The landscape of North Yorkshire and the Lower Tees Valley has a rich and diverse character.

Historic landscape characterisation contributes to our understanding of the historic landscape by moving the focus away from specific archaeological sites to looking at a broader landscape view. It emphasises understanding how historic processes have contributed to the present landscape, rather than reconstructing how the landscape was in the past.

Background

The North Yorkshire and Lower Tees Valley historic landscape characterisation project was carried out between 2005 and 2010 by the historic environment team, with Tees archaeology undertaking characterisation of urban areas in the Lower Tees Valley. It is a desk-based programme of geographic information systems (GIS) mapping and analysis of the landscape. The process involves identification and description of historic components in the rural and urban landscape. It starts by describing current land use, then using aerial photography, modern and historic maps and other data to gain an understanding of how an area has changed over time. By understanding how landscapes have evolved, we can help to manage change and conserve features that give places their unique character.

The project was part of a national programme supported and developed by English Heritage and in partnership with North Yorkshire County Council, the North York Moors National Park Authority, the Yorkshire Dales National Park Authority, the City of York Council and Tees Archaeology.

North Yorkshire and the Lower Tees Valley historic landscape character

You can explore the North Yorkshire and the Lower Tees Valley historic landscape character  via our online mapping system:

Project aims

  • To characterise the present landscape of North Yorkshire and Lower Tees Valley, in terms of the visible evidence of the human processes that formed it.
  • To improve and promote the understanding and appreciation of the historic environment of North Yorkshire and the Lower Tees Valley.
  • To create a body of data and a tool to enable informed decisions on conservation and development.
  • To assist partnership with other agencies, particularly in targeting agri-environment schemes and schemes for rural diversification.
  • To inform and generate research agendas for the historic environment.

Project outputs

The GIS mapping and digital database are the main products of the project. A permanent database will be used to promote understanding of the historic environment and provide information for planning and conservation. The digital data has been given to the relevant historic environment records in the project area, and can be requested by contacting the relevant historic environment record.
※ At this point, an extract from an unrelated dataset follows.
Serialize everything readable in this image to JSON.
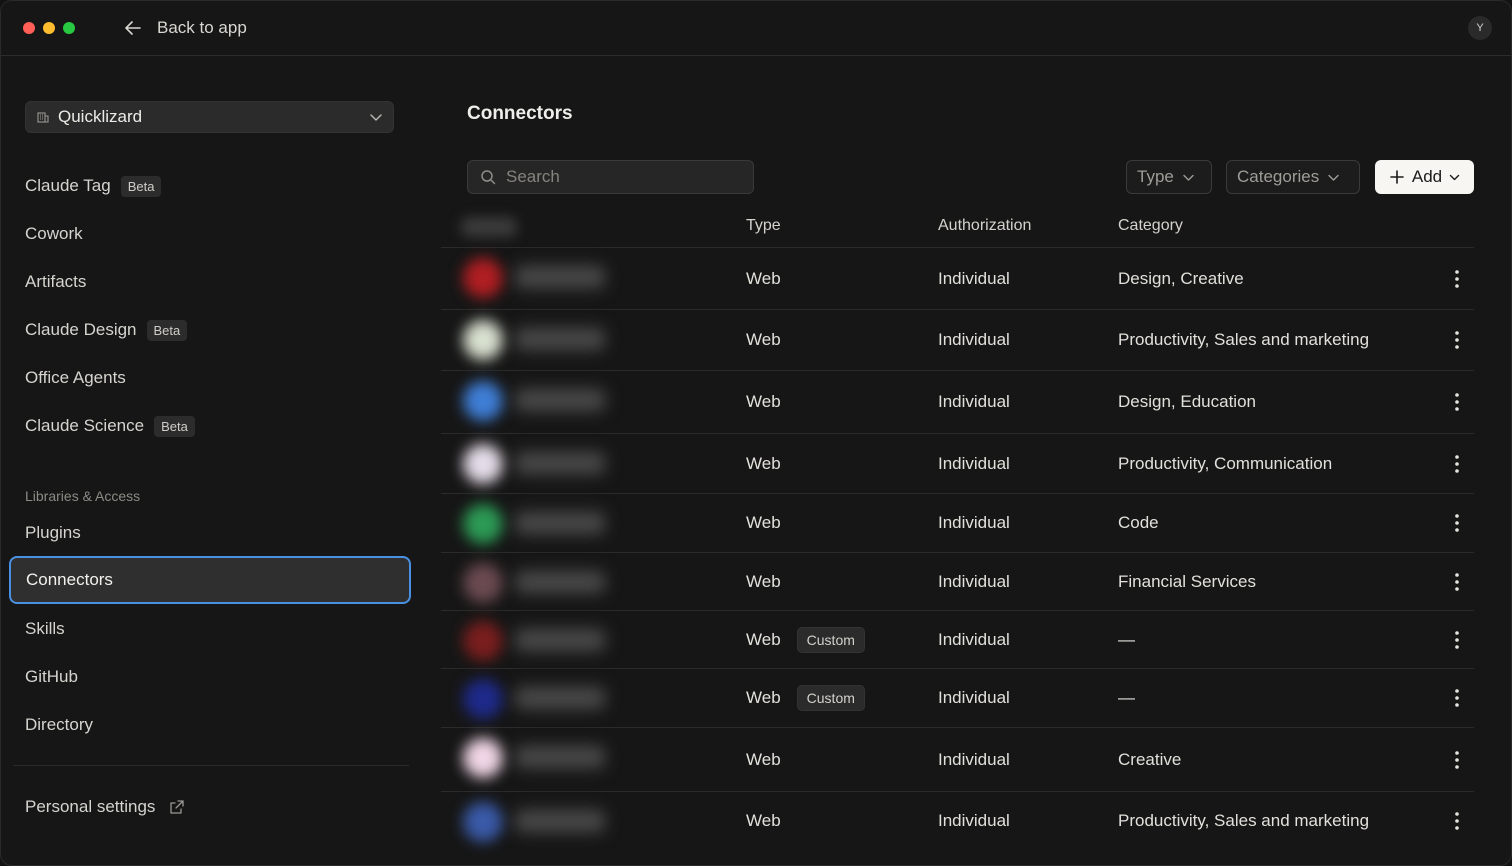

In time, data will be accessible via the archaeology data service website.

Historic landscape character - frequently asked questions

This page was last updated on 21 November 2013